15. It seems self-evident therefore that this was not the anticipated result of the amendment, which was clearly designed to reinforce the policy behind the guidance for examining doctors already referred to, i.e. that activities which could be compartmentalised from lifting and carrying, such as walking, climbing stairs etc. should not assist the claimant to score points for lifting and carrying in addition, simply because they were sometimes associated with lifting and carrying. It surely cannot have been intended that by a side wind an impairment of the hands, and whether or not for the purposes of a separate manoeuvre it fulfilled a descriptor under manual dexterity, would thereby preclude a score in lifting and carrying.
16. Happily, a purposive construction of activity 8 seems to support the common-sense approach. The activities and descriptors have to be read together. It is only by satisfaction of descriptors, that a claimant can satisfy the all work test. All the descriptors under item 8 which attract points, refer to the use of a hand in picking up and carrying. Any possibility of a score for activity 8 would very often be blocked by a literal interpretation of the wording of activity 8, read in isolation from its accompanying descriptors, if this entails having to put any matter of manual dexterity aside. I conclude that because one may not be able, for example, to determine whether someone “cannot pick up and carry a 0.5 litre carton of milk with one hand, but can with the other” without considering the dexterity of the hand in question, then therefore the phrase “excluding all other activities specified in Part I of this Schedule” impliedly excepts from that exclusion the activity of manual dexterity.
17. The tribunal has already found 12 points to be satisfied on the basis of descriptors with respect to walking up and down stairs and manual dexterity. There was no suggestion by the tribunal that they would not have found descriptor 8(e) to be satisfied, standing the evidence from the medical examiner and the claimant’s own evidence at the hearing, had it not been for their approach to the terms of activity 8.

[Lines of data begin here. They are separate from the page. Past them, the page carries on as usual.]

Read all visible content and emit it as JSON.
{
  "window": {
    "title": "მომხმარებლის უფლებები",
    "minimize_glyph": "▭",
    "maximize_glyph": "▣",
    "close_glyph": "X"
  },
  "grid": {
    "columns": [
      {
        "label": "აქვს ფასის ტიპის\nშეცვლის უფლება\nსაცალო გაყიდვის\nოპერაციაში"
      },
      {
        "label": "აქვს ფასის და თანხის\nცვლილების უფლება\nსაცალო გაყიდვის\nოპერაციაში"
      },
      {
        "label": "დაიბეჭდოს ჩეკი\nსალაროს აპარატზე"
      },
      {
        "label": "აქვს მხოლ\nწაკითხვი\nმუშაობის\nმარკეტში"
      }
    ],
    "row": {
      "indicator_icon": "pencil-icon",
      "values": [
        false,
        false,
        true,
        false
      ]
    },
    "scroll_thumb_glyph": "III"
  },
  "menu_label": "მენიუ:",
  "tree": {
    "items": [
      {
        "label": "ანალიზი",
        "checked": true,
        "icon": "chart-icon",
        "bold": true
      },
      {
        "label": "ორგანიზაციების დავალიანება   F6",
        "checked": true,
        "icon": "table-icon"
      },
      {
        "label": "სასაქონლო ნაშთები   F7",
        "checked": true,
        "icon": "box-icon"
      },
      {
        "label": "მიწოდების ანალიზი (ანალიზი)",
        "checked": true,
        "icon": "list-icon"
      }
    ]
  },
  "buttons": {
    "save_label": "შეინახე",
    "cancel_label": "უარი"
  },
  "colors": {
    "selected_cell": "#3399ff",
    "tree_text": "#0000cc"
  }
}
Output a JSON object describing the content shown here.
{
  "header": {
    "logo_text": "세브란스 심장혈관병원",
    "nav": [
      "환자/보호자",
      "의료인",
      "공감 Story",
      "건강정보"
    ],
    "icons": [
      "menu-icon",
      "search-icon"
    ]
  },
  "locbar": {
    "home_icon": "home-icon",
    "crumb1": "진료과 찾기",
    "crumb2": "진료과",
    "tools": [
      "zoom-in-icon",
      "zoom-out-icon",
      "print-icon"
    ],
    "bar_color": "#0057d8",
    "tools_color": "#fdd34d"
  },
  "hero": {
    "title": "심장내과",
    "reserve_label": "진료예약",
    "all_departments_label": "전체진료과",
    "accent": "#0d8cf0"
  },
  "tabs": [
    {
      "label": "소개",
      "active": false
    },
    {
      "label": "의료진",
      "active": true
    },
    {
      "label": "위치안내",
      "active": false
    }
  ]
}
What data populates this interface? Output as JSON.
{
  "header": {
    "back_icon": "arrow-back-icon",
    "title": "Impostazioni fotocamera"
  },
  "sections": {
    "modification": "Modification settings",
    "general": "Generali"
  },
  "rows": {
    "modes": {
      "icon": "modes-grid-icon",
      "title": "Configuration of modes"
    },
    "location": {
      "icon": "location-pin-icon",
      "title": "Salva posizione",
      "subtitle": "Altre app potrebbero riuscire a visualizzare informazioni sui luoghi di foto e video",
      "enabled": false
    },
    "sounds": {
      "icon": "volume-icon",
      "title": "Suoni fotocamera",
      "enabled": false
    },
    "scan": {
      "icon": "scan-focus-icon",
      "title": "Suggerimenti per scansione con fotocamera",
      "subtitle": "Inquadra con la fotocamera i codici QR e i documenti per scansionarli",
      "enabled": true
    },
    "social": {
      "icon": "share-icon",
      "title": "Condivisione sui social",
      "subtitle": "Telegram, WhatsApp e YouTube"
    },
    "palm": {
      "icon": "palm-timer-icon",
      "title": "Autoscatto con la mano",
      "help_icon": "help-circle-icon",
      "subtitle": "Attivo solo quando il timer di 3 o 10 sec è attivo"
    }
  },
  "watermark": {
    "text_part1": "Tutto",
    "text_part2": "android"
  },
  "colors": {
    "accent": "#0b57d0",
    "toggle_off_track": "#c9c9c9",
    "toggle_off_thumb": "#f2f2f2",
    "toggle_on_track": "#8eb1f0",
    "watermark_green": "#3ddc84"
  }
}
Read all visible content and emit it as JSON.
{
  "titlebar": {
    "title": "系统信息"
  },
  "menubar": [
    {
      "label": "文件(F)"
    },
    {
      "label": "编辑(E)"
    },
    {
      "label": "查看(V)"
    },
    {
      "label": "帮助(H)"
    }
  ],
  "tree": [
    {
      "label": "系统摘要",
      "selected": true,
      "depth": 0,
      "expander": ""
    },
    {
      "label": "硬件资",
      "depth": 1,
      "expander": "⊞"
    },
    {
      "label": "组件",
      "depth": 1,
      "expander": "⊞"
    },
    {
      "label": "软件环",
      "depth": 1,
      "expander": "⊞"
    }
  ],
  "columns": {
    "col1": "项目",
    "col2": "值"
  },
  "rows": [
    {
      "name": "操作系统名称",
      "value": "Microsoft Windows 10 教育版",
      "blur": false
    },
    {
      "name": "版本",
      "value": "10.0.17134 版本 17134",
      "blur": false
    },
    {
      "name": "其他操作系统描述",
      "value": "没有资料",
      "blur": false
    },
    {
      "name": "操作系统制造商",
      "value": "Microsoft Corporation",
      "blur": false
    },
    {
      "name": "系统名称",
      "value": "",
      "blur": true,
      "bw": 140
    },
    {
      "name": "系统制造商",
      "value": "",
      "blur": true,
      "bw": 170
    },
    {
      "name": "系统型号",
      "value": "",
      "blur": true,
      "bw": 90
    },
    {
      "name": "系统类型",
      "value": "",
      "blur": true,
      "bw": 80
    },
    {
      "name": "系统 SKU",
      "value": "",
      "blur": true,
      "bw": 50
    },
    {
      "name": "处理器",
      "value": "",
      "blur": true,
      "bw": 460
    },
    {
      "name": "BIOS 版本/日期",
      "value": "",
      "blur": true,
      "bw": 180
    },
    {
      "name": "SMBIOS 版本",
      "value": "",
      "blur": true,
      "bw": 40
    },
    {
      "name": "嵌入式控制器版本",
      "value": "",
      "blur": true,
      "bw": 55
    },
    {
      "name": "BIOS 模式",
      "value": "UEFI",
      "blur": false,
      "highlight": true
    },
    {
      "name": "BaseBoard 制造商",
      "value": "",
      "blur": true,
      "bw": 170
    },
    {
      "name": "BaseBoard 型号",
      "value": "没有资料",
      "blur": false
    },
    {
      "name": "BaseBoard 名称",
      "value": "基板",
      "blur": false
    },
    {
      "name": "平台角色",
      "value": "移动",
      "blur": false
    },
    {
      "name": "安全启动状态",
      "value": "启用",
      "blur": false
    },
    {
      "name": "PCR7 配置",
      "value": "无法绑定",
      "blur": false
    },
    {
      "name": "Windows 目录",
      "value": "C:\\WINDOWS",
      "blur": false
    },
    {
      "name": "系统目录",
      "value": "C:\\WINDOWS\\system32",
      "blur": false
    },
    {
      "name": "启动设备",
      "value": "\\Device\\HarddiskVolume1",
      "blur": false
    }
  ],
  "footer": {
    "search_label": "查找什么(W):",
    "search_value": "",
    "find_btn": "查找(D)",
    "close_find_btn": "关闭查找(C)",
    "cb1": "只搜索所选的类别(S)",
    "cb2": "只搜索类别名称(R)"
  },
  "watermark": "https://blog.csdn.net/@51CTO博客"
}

18. In the circumstances therefore, I am able to dispose of this case without a remit, as I am expressly invited to do by the adjudication officer now concerned. I do so by substituting the decision set out in paragraph 1 above. Therefore, although the decision of the tribunal is required to be set aside, for practical purposes the claimant’s appeal succeeds without further action.